A minor in Holocaust studies can be pursued in conjunction with any major. The study of the Holocaust offers more than an opportunity to acquire knowledge about a singular historical event. It provides students with an opportunity to examine a range of broader issues, such as antisemitism, racism, xenophobia, militarism, homophobia, and the formation and functioning of stereotypes. It provides important insight into behaviors such as obedience to authority, conformity, altruism, and civil courage. A consideration of the bureaucratic methods employed by the Nazi regime to systematically identify, isolate, and eliminate large populations addresses questions about the potential for the abuse of power by governments.

The responses of Jews, Jewish institutions, and others subjected to Nazi policies have implications for our understanding of how individuals and groups respond to persecution. Finally, the ways in which the Holocaust is remembered and memorialized in different national and cultural contexts serves as a useful case study of how collective memories of important historical events emerge and evolve over time.

Study Abroad Experience Leads to Deep Perspectives on the Holocaust

Sherbrook poses by a tree

Alex Sherbrook ’17 was disappointed about missing her spring commencement at UVM, but she still wouldn’t trade it for her final semester of college in Augsburg, Germany. In German universities, the semester begins in April and ends in late summer, so she had to wait until September to finally collect her UVM diploma.

“My classes were all in German and there wasn’t as a big of an emphasis on homework as there is in our system, so It was a really big adjustment. But I’m really glad I did it.”

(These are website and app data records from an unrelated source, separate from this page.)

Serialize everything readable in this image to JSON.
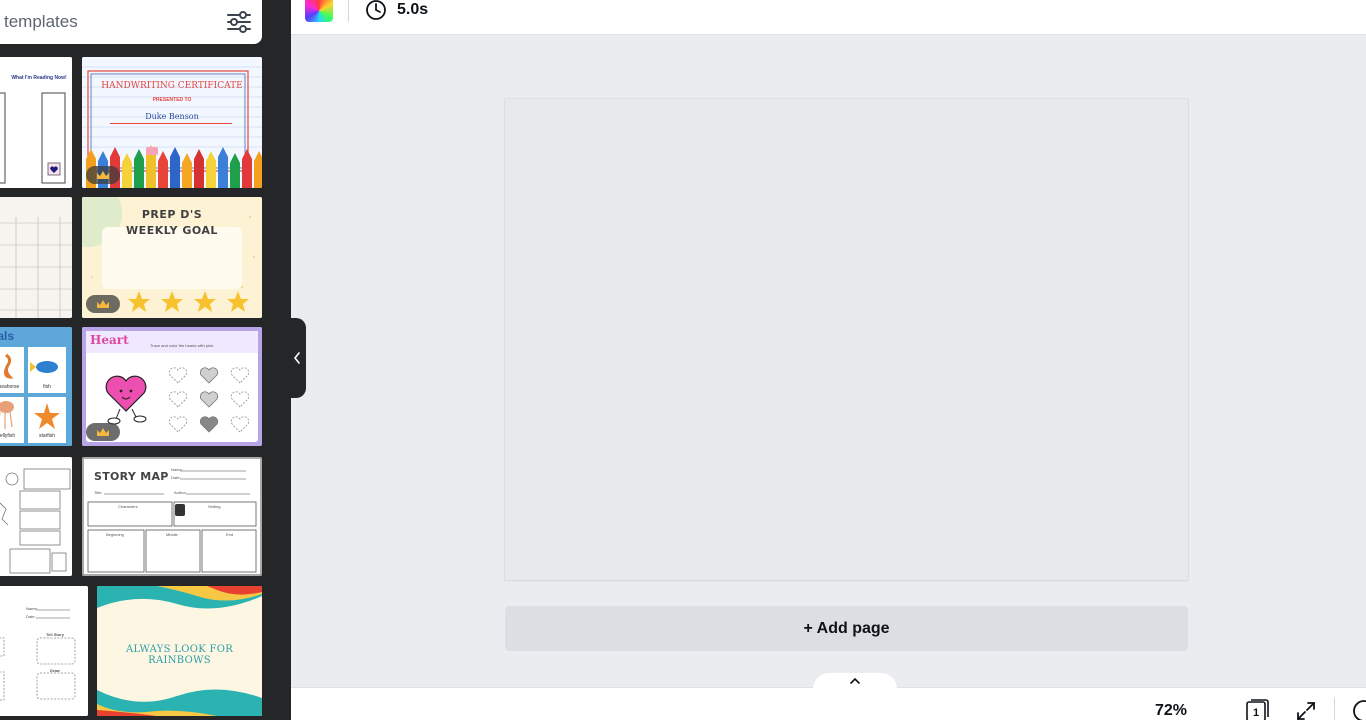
{
  "search": {
    "placeholder": "templates"
  },
  "toolbar": {
    "duration": "5.0s"
  },
  "templates": {
    "reading_log": {
      "title": "What I'm Reading Now!"
    },
    "handwriting_cert": {
      "title": "HANDWRITING CERTIFICATE",
      "presented": "PRESENTED TO",
      "name": "Duke Benson"
    },
    "weekly_goal": {
      "line1": "PREP D'S",
      "line2": "WEEKLY GOAL"
    },
    "ocean_animals": {
      "title": "nals",
      "labels": [
        "seahorse",
        "fish",
        "jellyfish",
        "starfish"
      ]
    },
    "heart": {
      "title": "Heart",
      "instruction": "Trace and color the hearts with pink."
    },
    "story_map": {
      "title": "STORY MAP",
      "labels": [
        "Name:",
        "Date:",
        "Title:",
        "Author:",
        "Characters",
        "Setting",
        "Beginning",
        "Middle",
        "End"
      ]
    },
    "worksheet": {
      "labels": [
        "Name:",
        "Date:",
        "Tell Story",
        "Draw"
      ]
    },
    "rainbows": {
      "title": "ALWAYS LOOK FOR RAINBOWS"
    }
  },
  "canvas": {
    "add_page_label": "+ Add page"
  },
  "bottom": {
    "zoom": "72%",
    "page_count": "1"
  },
  "colors": {
    "panel_bg": "#252627",
    "canvas_bg": "#ebecf0",
    "accent": "#0e1318"
  }
}
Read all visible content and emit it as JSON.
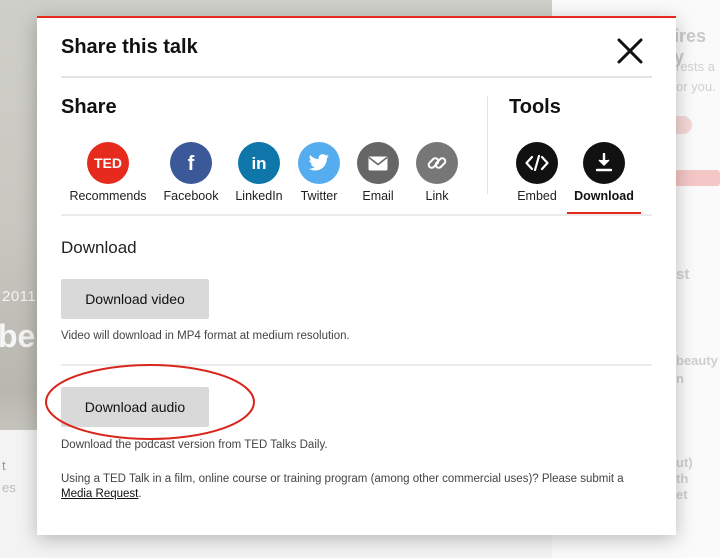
{
  "background": {
    "year": "2011",
    "big_text": "be",
    "left_t": "t",
    "left_es": "es",
    "right_texts": [
      "ires y",
      "rests a",
      "or you.",
      "st",
      "beauty",
      "n",
      "ut)",
      "th",
      "et"
    ]
  },
  "modal": {
    "title": "Share this talk",
    "share_heading": "Share",
    "tools_heading": "Tools",
    "share_items": [
      {
        "label": "Recommends",
        "icon": "ted-logo-icon",
        "color": "#e62b1e",
        "glyph": "TED"
      },
      {
        "label": "Facebook",
        "icon": "facebook-icon",
        "color": "#3b5998",
        "glyph": "f"
      },
      {
        "label": "LinkedIn",
        "icon": "linkedin-icon",
        "color": "#0e76a8",
        "glyph": "in"
      },
      {
        "label": "Twitter",
        "icon": "twitter-icon",
        "color": "#55acee",
        "glyph": "bird"
      },
      {
        "label": "Email",
        "icon": "email-icon",
        "color": "#666666",
        "glyph": "envelope"
      },
      {
        "label": "Link",
        "icon": "link-icon",
        "color": "#777777",
        "glyph": "chain"
      }
    ],
    "tool_items": [
      {
        "label": "Embed",
        "icon": "embed-code-icon",
        "color": "#111111",
        "glyph": "</>"
      },
      {
        "label": "Download",
        "icon": "download-icon",
        "color": "#111111",
        "glyph": "arrow-down",
        "active": true
      }
    ],
    "download": {
      "heading": "Download",
      "video_button": "Download video",
      "video_note": "Video will download in MP4 format at medium resolution.",
      "audio_button": "Download audio",
      "audio_note": "Download the podcast version from TED Talks Daily.",
      "usage_text": "Using a TED Talk in a film, online course or training program (among other commercial uses)? Please submit a",
      "usage_link": "Media Request",
      "usage_end": "."
    }
  },
  "colors": {
    "accent": "#e62b1e",
    "button_gray": "#d9d9d9",
    "annotation_circle": "#d9261c"
  }
}
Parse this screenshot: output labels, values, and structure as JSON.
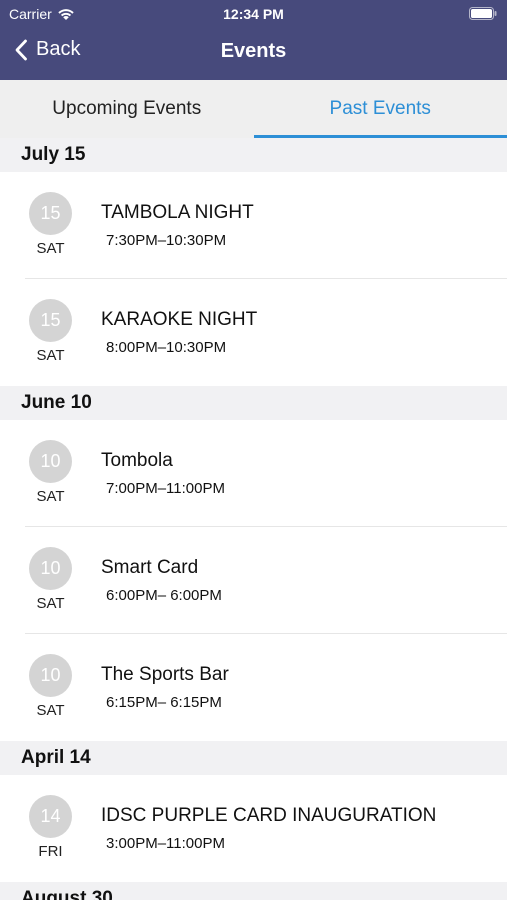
{
  "status": {
    "carrier": "Carrier",
    "time": "12:34 PM"
  },
  "nav": {
    "back_label": "Back",
    "title": "Events"
  },
  "tabs": [
    {
      "label": "Upcoming Events",
      "active": false
    },
    {
      "label": "Past Events",
      "active": true
    }
  ],
  "colors": {
    "header_bg": "#474a7c",
    "accent": "#2d8fd6",
    "badge_bg": "#d4d4d4"
  },
  "sections": [
    {
      "header": "July 15",
      "events": [
        {
          "date": "15",
          "day": "SAT",
          "title": "TAMBOLA  NIGHT",
          "time": "7:30PM–10:30PM"
        },
        {
          "date": "15",
          "day": "SAT",
          "title": "KARAOKE NIGHT",
          "time": "8:00PM–10:30PM"
        }
      ]
    },
    {
      "header": "June 10",
      "events": [
        {
          "date": "10",
          "day": "SAT",
          "title": "Tombola",
          "time": "7:00PM–11:00PM"
        },
        {
          "date": "10",
          "day": "SAT",
          "title": "Smart Card",
          "time": "6:00PM– 6:00PM"
        },
        {
          "date": "10",
          "day": "SAT",
          "title": "The Sports Bar",
          "time": "6:15PM– 6:15PM"
        }
      ]
    },
    {
      "header": "April 14",
      "events": [
        {
          "date": "14",
          "day": "FRI",
          "title": "IDSC PURPLE CARD INAUGURATION",
          "time": "3:00PM–11:00PM"
        }
      ]
    },
    {
      "header": "August 30",
      "events": []
    }
  ]
}
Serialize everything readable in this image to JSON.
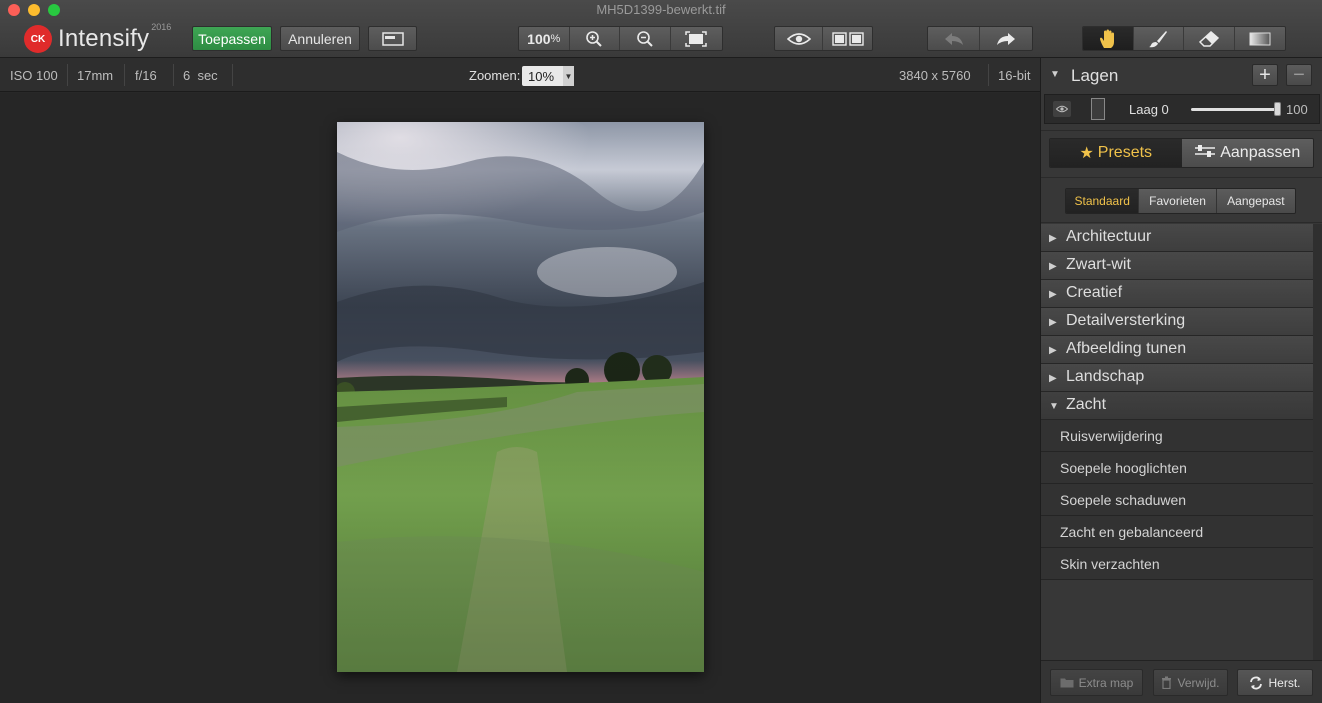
{
  "window": {
    "title": "MH5D1399-bewerkt.tif"
  },
  "app": {
    "badge": "CK",
    "name": "Intensify",
    "year": "2016"
  },
  "toolbar": {
    "apply_label": "Toepassen",
    "cancel_label": "Annuleren",
    "zoom_percent": "100",
    "zoom_unit": "%"
  },
  "info": {
    "iso": "ISO 100",
    "focal": "17mm",
    "aperture": "f/16",
    "shutter": "6  sec",
    "zoom_label": "Zoomen:",
    "zoom_value": "10%",
    "dimensions": "3840 x 5760",
    "bitdepth": "16-bit"
  },
  "layers": {
    "title": "Lagen",
    "add_symbol": "+",
    "remove_symbol": "−",
    "layer_name": "Laag 0",
    "opacity": "100",
    "opacity_level": 1.0
  },
  "tabs": {
    "presets_label": "Presets",
    "adjust_label": "Aanpassen"
  },
  "subtabs": [
    "Standaard",
    "Favorieten",
    "Aangepast"
  ],
  "categories": [
    "Architectuur",
    "Zwart-wit",
    "Creatief",
    "Detailversterking",
    "Afbeelding tunen",
    "Landschap",
    "Zacht"
  ],
  "presets": [
    "Ruisverwijdering",
    "Soepele hooglichten",
    "Soepele schaduwen",
    "Zacht en gebalanceerd",
    "Skin verzachten"
  ],
  "bottom": {
    "extra_label": "Extra map",
    "delete_label": "Verwijd.",
    "restore_label": "Herst."
  },
  "colors": {
    "accent": "#f0c24a",
    "apply_green": "#36a04d",
    "logo_red": "#e02b2b"
  },
  "icons": [
    "hand-icon",
    "brush-icon",
    "eraser-icon",
    "gradient-icon",
    "undo-icon",
    "redo-icon",
    "eye-icon",
    "compare-icon",
    "zoom-in-icon",
    "zoom-out-icon",
    "fit-icon"
  ]
}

David Scrase Student Research Grants

These grants honor the contributions of David Scrase, professor emeritus of German, during his long service as the founding director of the Center for Holocaust Studies at UVM. Grants are available to UVM students -- both graduate and undergraduate--who are pursuing serious research projects related to the mission of the Center for Holocaust Studies. Priority will be given to students working on major research projects, such as an MA thesis, an undergraduate senior thesis, or a research-intensive independent study. Read more information on this opportunity on our graduate study page.

Requirements for the Minor


  • HST 1715, "Modern Europe"
  • Two semesters of German (another European foreign language may be substituted with the approval of the director).

Course Requirements:

  • 18 hours of relevant coursework, which must include HST 2670/"Modern Germany" and HST 2790/"The Holocaust"
  • 9 hours must be at the 2000 level or above.
  • No more than three hours may come from classes also used to fulfill a major.

Approved Courses:

The minor in Holocaust Studies is interdisciplinary, and the following courses may be applied. "Special Topics" courses in a variety of disciplines may also count toward the minor in Holocaust Studies. These courses are listed on the Schedule of Courses on a semester-to-semester basis.

  • FTS 2460/"The Holocaust in Film"
  • GERM 3643/"Guilt and Shame in German Literature"
  • HS 1990/Special Topics in Holocaust Studies
  • HS 2990/Special Topics in Holocaust Studies
  • HS 3991/Internship
  • HS 2993/Independent Study
  • HS 3995/Undergraduate Research
  • HS 4990/Special Topics in Holocaust Studies
  • HS 4994/Teaching Assistantship
  • HST 2240/"World War II"
  • HST 2750/"History of Poland"
  • HST 2792/"Jews in Modern Europe"
  • HST 4790/"Topics in Holocaust History"
  • SOC 2220/"Sociology of the Holocaust"
  • WLIT 1155/"Italians and the Holocaust"
  • WLIT 1150/”Topics in Holocaust Literature in Translation”

Worldly Perspective

The UVM Miller Center for Holocaust Studies sponsors many public lectures, colloquia, and other events on the UVM campus. Students minoring in HS are encouraged to attend these events, where they can hear and meet prominent experts from around the world.